MATERIAL PROVIDED ▸

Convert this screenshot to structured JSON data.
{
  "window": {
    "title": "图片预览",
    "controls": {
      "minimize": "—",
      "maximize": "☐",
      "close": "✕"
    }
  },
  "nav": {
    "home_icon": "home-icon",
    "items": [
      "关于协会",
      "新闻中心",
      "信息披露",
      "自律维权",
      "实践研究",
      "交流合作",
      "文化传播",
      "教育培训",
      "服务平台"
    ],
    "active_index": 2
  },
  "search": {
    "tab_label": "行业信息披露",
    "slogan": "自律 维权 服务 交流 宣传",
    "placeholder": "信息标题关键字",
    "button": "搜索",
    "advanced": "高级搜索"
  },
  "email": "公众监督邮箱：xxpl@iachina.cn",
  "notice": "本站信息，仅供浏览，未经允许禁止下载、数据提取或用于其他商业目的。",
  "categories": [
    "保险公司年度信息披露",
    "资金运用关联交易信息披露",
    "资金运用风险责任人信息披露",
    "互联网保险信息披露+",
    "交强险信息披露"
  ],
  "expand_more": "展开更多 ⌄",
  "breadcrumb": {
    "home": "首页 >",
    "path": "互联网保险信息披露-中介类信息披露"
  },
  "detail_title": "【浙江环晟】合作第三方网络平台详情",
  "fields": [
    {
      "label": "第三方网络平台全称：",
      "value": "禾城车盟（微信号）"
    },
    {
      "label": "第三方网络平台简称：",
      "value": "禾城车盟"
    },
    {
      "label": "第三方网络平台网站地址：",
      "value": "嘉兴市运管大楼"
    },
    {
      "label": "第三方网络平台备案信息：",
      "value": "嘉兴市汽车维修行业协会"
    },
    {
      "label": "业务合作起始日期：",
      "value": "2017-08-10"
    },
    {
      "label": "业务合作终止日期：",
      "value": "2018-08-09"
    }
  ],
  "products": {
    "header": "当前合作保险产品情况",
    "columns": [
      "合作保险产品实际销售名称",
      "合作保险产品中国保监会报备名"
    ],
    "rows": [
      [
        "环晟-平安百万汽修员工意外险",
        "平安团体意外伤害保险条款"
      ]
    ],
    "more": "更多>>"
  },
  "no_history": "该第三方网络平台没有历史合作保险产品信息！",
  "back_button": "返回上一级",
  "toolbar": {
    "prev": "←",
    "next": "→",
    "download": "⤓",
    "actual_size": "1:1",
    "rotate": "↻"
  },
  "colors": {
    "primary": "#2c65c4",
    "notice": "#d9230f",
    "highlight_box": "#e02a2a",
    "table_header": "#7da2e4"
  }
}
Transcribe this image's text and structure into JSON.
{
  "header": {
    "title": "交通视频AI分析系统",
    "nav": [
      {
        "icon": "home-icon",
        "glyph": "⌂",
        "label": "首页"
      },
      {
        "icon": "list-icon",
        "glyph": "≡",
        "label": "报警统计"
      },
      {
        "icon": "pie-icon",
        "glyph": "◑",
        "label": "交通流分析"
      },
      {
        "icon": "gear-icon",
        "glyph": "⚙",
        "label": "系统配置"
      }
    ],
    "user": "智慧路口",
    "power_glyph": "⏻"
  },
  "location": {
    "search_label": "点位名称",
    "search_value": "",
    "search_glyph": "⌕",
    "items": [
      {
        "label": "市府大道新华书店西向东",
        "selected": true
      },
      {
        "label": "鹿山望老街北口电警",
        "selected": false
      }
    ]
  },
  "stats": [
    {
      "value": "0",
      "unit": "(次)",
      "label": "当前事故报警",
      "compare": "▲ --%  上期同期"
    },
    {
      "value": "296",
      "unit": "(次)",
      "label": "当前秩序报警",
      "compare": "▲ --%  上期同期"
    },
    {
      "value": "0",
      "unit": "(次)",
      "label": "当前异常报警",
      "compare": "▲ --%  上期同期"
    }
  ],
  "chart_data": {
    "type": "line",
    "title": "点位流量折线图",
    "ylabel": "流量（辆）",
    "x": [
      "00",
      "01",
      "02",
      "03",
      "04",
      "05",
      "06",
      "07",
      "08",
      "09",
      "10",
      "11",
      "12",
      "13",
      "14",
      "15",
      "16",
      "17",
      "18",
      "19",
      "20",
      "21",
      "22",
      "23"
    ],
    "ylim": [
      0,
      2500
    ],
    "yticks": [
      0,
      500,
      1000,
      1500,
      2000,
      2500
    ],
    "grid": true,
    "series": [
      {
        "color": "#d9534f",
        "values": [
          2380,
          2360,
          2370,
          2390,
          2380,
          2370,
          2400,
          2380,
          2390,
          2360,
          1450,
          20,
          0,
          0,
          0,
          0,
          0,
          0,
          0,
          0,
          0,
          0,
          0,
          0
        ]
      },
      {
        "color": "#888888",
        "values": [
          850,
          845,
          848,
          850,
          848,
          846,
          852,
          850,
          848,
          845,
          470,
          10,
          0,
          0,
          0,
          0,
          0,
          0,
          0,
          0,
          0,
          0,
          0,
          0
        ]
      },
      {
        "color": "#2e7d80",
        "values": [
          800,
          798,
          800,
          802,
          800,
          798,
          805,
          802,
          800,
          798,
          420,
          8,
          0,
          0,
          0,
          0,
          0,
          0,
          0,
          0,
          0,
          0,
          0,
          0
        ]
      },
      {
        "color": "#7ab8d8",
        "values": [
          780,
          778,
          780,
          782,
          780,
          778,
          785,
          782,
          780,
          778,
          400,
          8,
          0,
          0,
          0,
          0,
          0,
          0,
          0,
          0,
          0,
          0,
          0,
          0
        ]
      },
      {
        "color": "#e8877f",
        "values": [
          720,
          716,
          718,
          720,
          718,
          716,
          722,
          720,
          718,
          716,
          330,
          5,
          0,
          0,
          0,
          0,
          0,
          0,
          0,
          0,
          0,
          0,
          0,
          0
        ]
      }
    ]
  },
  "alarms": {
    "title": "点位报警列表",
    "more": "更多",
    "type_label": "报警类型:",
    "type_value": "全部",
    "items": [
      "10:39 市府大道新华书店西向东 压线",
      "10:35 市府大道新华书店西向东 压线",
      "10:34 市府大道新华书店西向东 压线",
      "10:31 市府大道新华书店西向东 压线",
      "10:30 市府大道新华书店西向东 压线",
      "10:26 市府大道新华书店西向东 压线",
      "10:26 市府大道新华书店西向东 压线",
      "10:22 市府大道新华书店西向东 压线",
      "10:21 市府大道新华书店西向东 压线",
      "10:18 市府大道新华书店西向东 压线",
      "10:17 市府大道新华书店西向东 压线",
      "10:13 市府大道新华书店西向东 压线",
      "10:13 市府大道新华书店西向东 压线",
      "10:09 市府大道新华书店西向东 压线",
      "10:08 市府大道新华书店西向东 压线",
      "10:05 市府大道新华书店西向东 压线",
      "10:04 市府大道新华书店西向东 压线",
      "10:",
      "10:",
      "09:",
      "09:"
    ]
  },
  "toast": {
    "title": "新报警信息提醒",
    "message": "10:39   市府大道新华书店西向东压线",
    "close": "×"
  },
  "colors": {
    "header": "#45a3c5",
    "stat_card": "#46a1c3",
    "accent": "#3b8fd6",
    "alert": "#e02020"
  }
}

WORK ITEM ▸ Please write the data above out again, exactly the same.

WRITTEN RESPONSE ▸
Convert this screenshot to structured JSON data.
{
  "window": {
    "title": "图片预览",
    "controls": {
      "minimize": "—",
      "maximize": "☐",
      "close": "✕"
    }
  },
  "nav": {
    "home_icon": "home-icon",
    "items": [
      "关于协会",
      "新闻中心",
      "信息披露",
      "自律维权",
      "实践研究",
      "交流合作",
      "文化传播",
      "教育培训",
      "服务平台"
    ],
    "active_index": 2
  },
  "search": {
    "tab_label": "行业信息披露",
    "slogan": "自律 维权 服务 交流 宣传",
    "placeholder": "信息标题关键字",
    "button": "搜索",
    "advanced": "高级搜索"
  },
  "email": "公众监督邮箱：xxpl@iachina.cn",
  "notice": "本站信息，仅供浏览，未经允许禁止下载、数据提取或用于其他商业目的。",
  "categories": [
    "保险公司年度信息披露",
    "资金运用关联交易信息披露",
    "资金运用风险责任人信息披露",
    "互联网保险信息披露+",
    "交强险信息披露"
  ],
  "expand_more": "展开更多 ⌄",
  "breadcrumb": {
    "home": "首页 >",
    "path": "互联网保险信息披露-中介类信息披露"
  },
  "detail_title": "【浙江环晟】合作第三方网络平台详情",
  "fields": [
    {
      "label": "第三方网络平台全称：",
      "value": "禾城车盟（微信号）"
    },
    {
      "label": "第三方网络平台简称：",
      "value": "禾城车盟"
    },
    {
      "label": "第三方网络平台网站地址：",
      "value": "嘉兴市运管大楼"
    },
    {
      "label": "第三方网络平台备案信息：",
      "value": "嘉兴市汽车维修行业协会"
    },
    {
      "label": "业务合作起始日期：",
      "value": "2017-08-10"
    },
    {
      "label": "业务合作终止日期：",
      "value": "2018-08-09"
    }
  ],
  "products": {
    "header": "当前合作保险产品情况",
    "columns": [
      "合作保险产品实际销售名称",
      "合作保险产品中国保监会报备名"
    ],
    "rows": [
      [
        "环晟-平安百万汽修员工意外险",
        "平安团体意外伤害保险条款"
      ]
    ],
    "more": "更多>>"
  },
  "no_history": "该第三方网络平台没有历史合作保险产品信息！",
  "back_button": "返回上一级",
  "toolbar": {
    "prev": "←",
    "next": "→",
    "download": "⤓",
    "actual_size": "1:1",
    "rotate": "↻"
  },
  "colors": {
    "primary": "#2c65c4",
    "notice": "#d9230f",
    "highlight_box": "#e02a2a",
    "table_header": "#7da2e4"
  }
}
Transcribe this image's text and structure into JSON.
{
  "header": {
    "title": "交通视频AI分析系统",
    "nav": [
      {
        "icon": "home-icon",
        "glyph": "⌂",
        "label": "首页"
      },
      {
        "icon": "list-icon",
        "glyph": "≡",
        "label": "报警统计"
      },
      {
        "icon": "pie-icon",
        "glyph": "◑",
        "label": "交通流分析"
      },
      {
        "icon": "gear-icon",
        "glyph": "⚙",
        "label": "系统配置"
      }
    ],
    "user": "智慧路口",
    "power_glyph": "⏻"
  },
  "location": {
    "search_label": "点位名称",
    "search_value": "",
    "search_glyph": "⌕",
    "items": [
      {
        "label": "市府大道新华书店西向东",
        "selected": true
      },
      {
        "label": "鹿山望老街北口电警",
        "selected": false
      }
    ]
  },
  "stats": [
    {
      "value": "0",
      "unit": "(次)",
      "label": "当前事故报警",
      "compare": "▲ --%  上期同期"
    },
    {
      "value": "296",
      "unit": "(次)",
      "label": "当前秩序报警",
      "compare": "▲ --%  上期同期"
    },
    {
      "value": "0",
      "unit": "(次)",
      "label": "当前异常报警",
      "compare": "▲ --%  上期同期"
    }
  ],
  "chart_data": {
    "type": "line",
    "title": "点位流量折线图",
    "ylabel": "流量（辆）",
    "x": [
      "00",
      "01",
      "02",
      "03",
      "04",
      "05",
      "06",
      "07",
      "08",
      "09",
      "10",
      "11",
      "12",
      "13",
      "14",
      "15",
      "16",
      "17",
      "18",
      "19",
      "20",
      "21",
      "22",
      "23"
    ],
    "ylim": [
      0,
      2500
    ],
    "yticks": [
      0,
      500,
      1000,
      1500,
      2000,
      2500
    ],
    "grid": true,
    "series": [
      {
        "color": "#d9534f",
        "values": [
          2380,
          2360,
          2370,
          2390,
          2380,
          2370,
          2400,
          2380,
          2390,
          2360,
          1450,
          20,
          0,
          0,
          0,
          0,
          0,
          0,
          0,
          0,
          0,
          0,
          0,
          0
        ]
      },
      {
        "color": "#888888",
        "values": [
          850,
          845,
          848,
          850,
          848,
          846,
          852,
          850,
          848,
          845,
          470,
          10,
          0,
          0,
          0,
          0,
          0,
          0,
          0,
          0,
          0,
          0,
          0,
          0
        ]
      },
      {
        "color": "#2e7d80",
        "values": [
          800,
          798,
          800,
          802,
          800,
          798,
          805,
          802,
          800,
          798,
          420,
          8,
          0,
          0,
          0,
          0,
          0,
          0,
          0,
          0,
          0,
          0,
          0,
          0
        ]
      },
      {
        "color": "#7ab8d8",
        "values": [
          780,
          778,
          780,
          782,
          780,
          778,
          785,
          782,
          780,
          778,
          400,
          8,
          0,
          0,
          0,
          0,
          0,
          0,
          0,
          0,
          0,
          0,
          0,
          0
        ]
      },
      {
        "color": "#e8877f",
        "values": [
          720,
          716,
          718,
          720,
          718,
          716,
          722,
          720,
          718,
          716,
          330,
          5,
          0,
          0,
          0,
          0,
          0,
          0,
          0,
          0,
          0,
          0,
          0,
          0
        ]
      }
    ]
  },
  "alarms": {
    "title": "点位报警列表",
    "more": "更多",
    "type_label": "报警类型:",
    "type_value": "全部",
    "items": [
      "10:39 市府大道新华书店西向东 压线",
      "10:35 市府大道新华书店西向东 压线",
      "10:34 市府大道新华书店西向东 压线",
      "10:31 市府大道新华书店西向东 压线",
      "10:30 市府大道新华书店西向东 压线",
      "10:26 市府大道新华书店西向东 压线",
      "10:26 市府大道新华书店西向东 压线",
      "10:22 市府大道新华书店西向东 压线",
      "10:21 市府大道新华书店西向东 压线",
      "10:18 市府大道新华书店西向东 压线",
      "10:17 市府大道新华书店西向东 压线",
      "10:13 市府大道新华书店西向东 压线",
      "10:13 市府大道新华书店西向东 压线",
      "10:09 市府大道新华书店西向东 压线",
      "10:08 市府大道新华书店西向东 压线",
      "10:05 市府大道新华书店西向东 压线",
      "10:04 市府大道新华书店西向东 压线",
      "10:",
      "10:",
      "09:",
      "09:"
    ]
  },
  "toast": {
    "title": "新报警信息提醒",
    "message": "10:39   市府大道新华书店西向东压线",
    "close": "×"
  },
  "colors": {
    "header": "#45a3c5",
    "stat_card": "#46a1c3",
    "accent": "#3b8fd6",
    "alert": "#e02020"
  }
}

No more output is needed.